Task item: Without any of its pictures, the listing below should be output exactly.

Provided records section start

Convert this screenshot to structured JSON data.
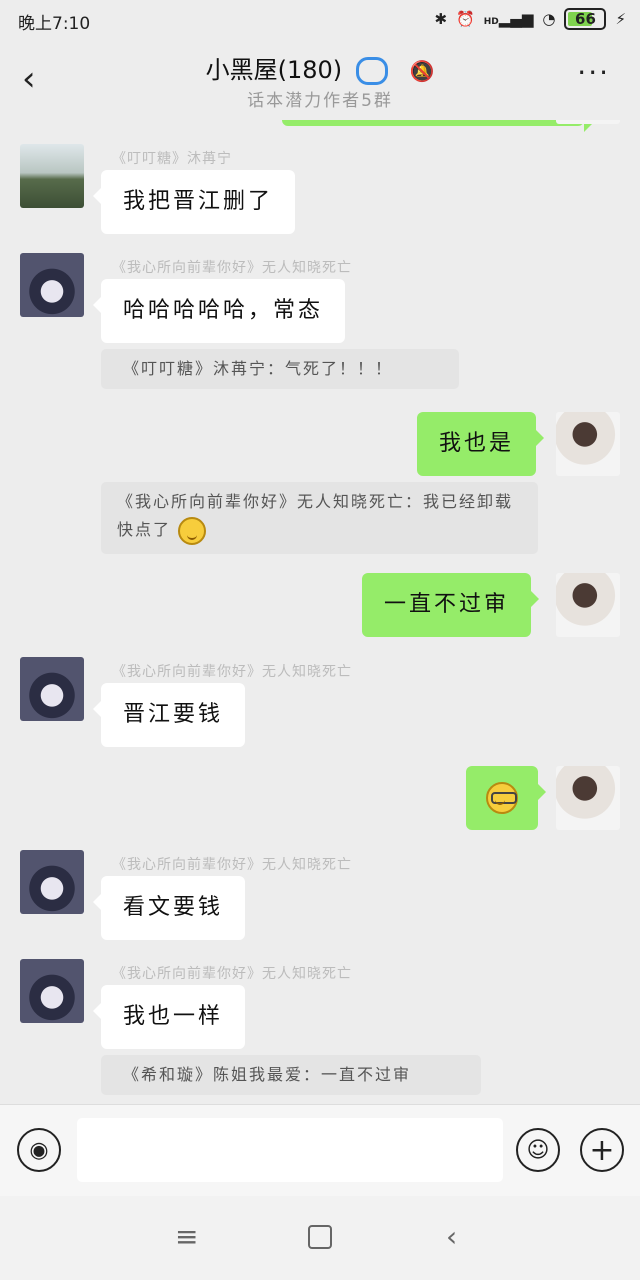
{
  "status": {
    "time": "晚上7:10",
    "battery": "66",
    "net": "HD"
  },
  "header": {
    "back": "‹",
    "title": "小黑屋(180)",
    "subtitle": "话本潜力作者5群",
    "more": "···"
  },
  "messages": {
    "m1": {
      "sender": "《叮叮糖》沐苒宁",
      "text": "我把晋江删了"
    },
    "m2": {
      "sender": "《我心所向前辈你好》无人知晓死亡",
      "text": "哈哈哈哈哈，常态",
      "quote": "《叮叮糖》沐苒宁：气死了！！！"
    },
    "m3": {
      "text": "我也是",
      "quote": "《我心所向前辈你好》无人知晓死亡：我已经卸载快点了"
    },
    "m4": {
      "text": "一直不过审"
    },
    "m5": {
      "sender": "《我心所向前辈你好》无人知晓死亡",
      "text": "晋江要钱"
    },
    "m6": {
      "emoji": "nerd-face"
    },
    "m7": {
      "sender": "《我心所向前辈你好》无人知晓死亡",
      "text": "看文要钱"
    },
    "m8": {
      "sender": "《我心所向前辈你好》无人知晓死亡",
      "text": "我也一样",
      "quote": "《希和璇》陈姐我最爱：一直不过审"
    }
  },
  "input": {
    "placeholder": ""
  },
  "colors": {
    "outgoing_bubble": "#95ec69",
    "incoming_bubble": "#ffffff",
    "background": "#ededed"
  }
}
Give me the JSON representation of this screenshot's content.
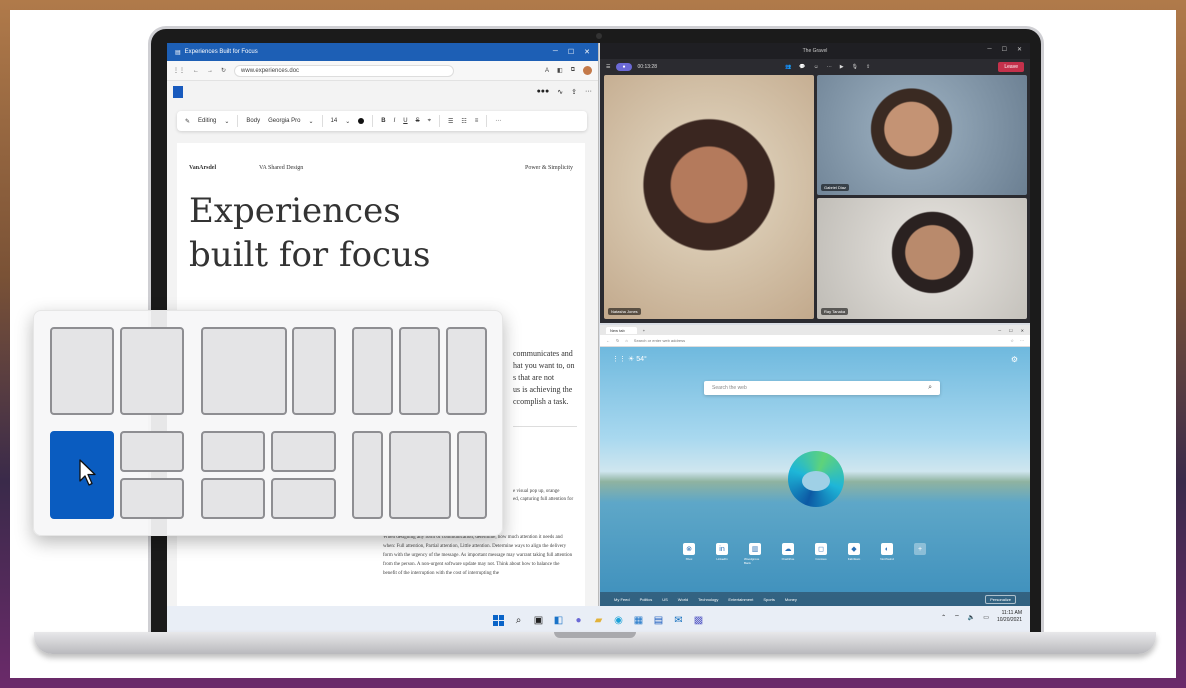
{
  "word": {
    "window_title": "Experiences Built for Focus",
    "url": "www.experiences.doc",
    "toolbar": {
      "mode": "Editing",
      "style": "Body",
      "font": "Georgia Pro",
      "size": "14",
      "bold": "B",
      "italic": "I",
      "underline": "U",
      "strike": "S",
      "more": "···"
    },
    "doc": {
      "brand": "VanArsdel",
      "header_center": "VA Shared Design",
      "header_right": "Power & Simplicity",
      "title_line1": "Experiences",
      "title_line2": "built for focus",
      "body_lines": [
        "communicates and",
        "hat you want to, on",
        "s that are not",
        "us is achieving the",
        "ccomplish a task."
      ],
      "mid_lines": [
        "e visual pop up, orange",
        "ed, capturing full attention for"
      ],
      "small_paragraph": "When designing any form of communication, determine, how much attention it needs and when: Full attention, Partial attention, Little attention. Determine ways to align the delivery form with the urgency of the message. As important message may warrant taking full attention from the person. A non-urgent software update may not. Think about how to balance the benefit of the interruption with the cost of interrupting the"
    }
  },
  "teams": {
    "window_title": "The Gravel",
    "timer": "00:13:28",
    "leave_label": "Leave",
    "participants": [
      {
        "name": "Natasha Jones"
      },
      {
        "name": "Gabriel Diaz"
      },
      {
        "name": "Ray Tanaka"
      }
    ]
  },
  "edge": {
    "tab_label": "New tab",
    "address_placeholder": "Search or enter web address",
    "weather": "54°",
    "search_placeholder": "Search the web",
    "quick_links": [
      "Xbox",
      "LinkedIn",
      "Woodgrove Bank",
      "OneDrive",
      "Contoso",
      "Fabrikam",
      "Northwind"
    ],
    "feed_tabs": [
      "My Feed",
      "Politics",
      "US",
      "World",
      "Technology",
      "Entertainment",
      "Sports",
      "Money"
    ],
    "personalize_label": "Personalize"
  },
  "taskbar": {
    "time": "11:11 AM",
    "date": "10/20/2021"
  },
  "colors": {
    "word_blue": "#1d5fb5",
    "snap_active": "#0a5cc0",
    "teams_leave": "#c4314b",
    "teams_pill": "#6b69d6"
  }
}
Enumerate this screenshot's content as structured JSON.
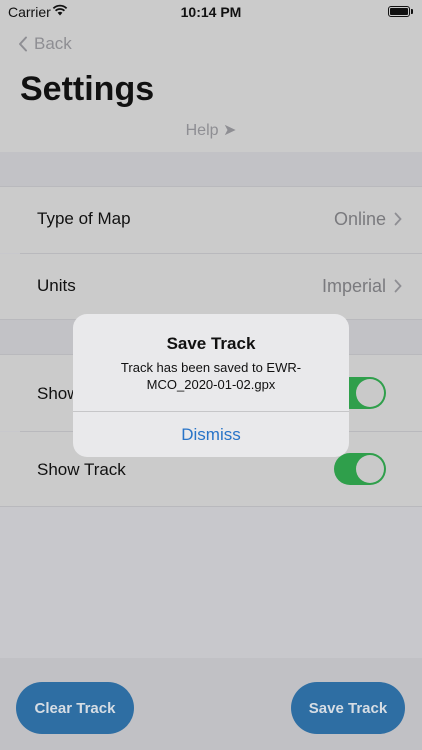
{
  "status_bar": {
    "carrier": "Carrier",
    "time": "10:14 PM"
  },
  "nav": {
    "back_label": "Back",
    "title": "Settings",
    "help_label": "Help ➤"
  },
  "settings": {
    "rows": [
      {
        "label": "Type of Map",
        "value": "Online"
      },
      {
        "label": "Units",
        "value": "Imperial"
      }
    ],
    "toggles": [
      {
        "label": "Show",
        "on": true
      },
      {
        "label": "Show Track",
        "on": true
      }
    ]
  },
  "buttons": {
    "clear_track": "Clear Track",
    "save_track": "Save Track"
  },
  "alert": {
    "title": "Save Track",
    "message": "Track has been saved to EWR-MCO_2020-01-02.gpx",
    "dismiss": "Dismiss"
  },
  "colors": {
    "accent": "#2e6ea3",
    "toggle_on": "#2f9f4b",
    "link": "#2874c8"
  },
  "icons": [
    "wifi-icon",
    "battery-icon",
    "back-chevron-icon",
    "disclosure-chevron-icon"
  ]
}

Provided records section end

Solution to the exercise:
Convert this screenshot to structured JSON data.
{
  "status": {
    "time": "晚上7:10",
    "battery": "66",
    "net": "HD"
  },
  "header": {
    "back": "‹",
    "title": "小黑屋(180)",
    "subtitle": "话本潜力作者5群",
    "more": "···"
  },
  "messages": {
    "m1": {
      "sender": "《叮叮糖》沐苒宁",
      "text": "我把晋江删了"
    },
    "m2": {
      "sender": "《我心所向前辈你好》无人知晓死亡",
      "text": "哈哈哈哈哈，常态",
      "quote": "《叮叮糖》沐苒宁：气死了！！！"
    },
    "m3": {
      "text": "我也是",
      "quote": "《我心所向前辈你好》无人知晓死亡：我已经卸载快点了"
    },
    "m4": {
      "text": "一直不过审"
    },
    "m5": {
      "sender": "《我心所向前辈你好》无人知晓死亡",
      "text": "晋江要钱"
    },
    "m6": {
      "emoji": "nerd-face"
    },
    "m7": {
      "sender": "《我心所向前辈你好》无人知晓死亡",
      "text": "看文要钱"
    },
    "m8": {
      "sender": "《我心所向前辈你好》无人知晓死亡",
      "text": "我也一样",
      "quote": "《希和璇》陈姐我最爱：一直不过审"
    }
  },
  "input": {
    "placeholder": ""
  },
  "colors": {
    "outgoing_bubble": "#95ec69",
    "incoming_bubble": "#ffffff",
    "background": "#ededed"
  }
}
Give me the JSON representation of this screenshot's content.
{
  "word": {
    "window_title": "Experiences Built for Focus",
    "url": "www.experiences.doc",
    "toolbar": {
      "mode": "Editing",
      "style": "Body",
      "font": "Georgia Pro",
      "size": "14",
      "bold": "B",
      "italic": "I",
      "underline": "U",
      "strike": "S",
      "more": "···"
    },
    "doc": {
      "brand": "VanArsdel",
      "header_center": "VA Shared Design",
      "header_right": "Power & Simplicity",
      "title_line1": "Experiences",
      "title_line2": "built for focus",
      "body_lines": [
        "communicates and",
        "hat you want to, on",
        "s that are not",
        "us is achieving the",
        "ccomplish a task."
      ],
      "mid_lines": [
        "e visual pop up, orange",
        "ed, capturing full attention for"
      ],
      "small_paragraph": "When designing any form of communication, determine, how much attention it needs and when: Full attention, Partial attention, Little attention. Determine ways to align the delivery form with the urgency of the message. As important message may warrant taking full attention from the person. A non-urgent software update may not. Think about how to balance the benefit of the interruption with the cost of interrupting the"
    }
  },
  "teams": {
    "window_title": "The Gravel",
    "timer": "00:13:28",
    "leave_label": "Leave",
    "participants": [
      {
        "name": "Natasha Jones"
      },
      {
        "name": "Gabriel Diaz"
      },
      {
        "name": "Ray Tanaka"
      }
    ]
  },
  "edge": {
    "tab_label": "New tab",
    "address_placeholder": "Search or enter web address",
    "weather": "54°",
    "search_placeholder": "Search the web",
    "quick_links": [
      "Xbox",
      "LinkedIn",
      "Woodgrove Bank",
      "OneDrive",
      "Contoso",
      "Fabrikam",
      "Northwind"
    ],
    "feed_tabs": [
      "My Feed",
      "Politics",
      "US",
      "World",
      "Technology",
      "Entertainment",
      "Sports",
      "Money"
    ],
    "personalize_label": "Personalize"
  },
  "taskbar": {
    "time": "11:11 AM",
    "date": "10/20/2021"
  },
  "colors": {
    "word_blue": "#1d5fb5",
    "snap_active": "#0a5cc0",
    "teams_leave": "#c4314b",
    "teams_pill": "#6b69d6"
  }
}
Enumerate this screenshot's content as structured JSON.
{
  "status_bar": {
    "carrier": "Carrier",
    "time": "10:14 PM"
  },
  "nav": {
    "back_label": "Back",
    "title": "Settings",
    "help_label": "Help ➤"
  },
  "settings": {
    "rows": [
      {
        "label": "Type of Map",
        "value": "Online"
      },
      {
        "label": "Units",
        "value": "Imperial"
      }
    ],
    "toggles": [
      {
        "label": "Show",
        "on": true
      },
      {
        "label": "Show Track",
        "on": true
      }
    ]
  },
  "buttons": {
    "clear_track": "Clear Track",
    "save_track": "Save Track"
  },
  "alert": {
    "title": "Save Track",
    "message": "Track has been saved to EWR-MCO_2020-01-02.gpx",
    "dismiss": "Dismiss"
  },
  "colors": {
    "accent": "#2e6ea3",
    "toggle_on": "#2f9f4b",
    "link": "#2874c8"
  },
  "icons": [
    "wifi-icon",
    "battery-icon",
    "back-chevron-icon",
    "disclosure-chevron-icon"
  ]
}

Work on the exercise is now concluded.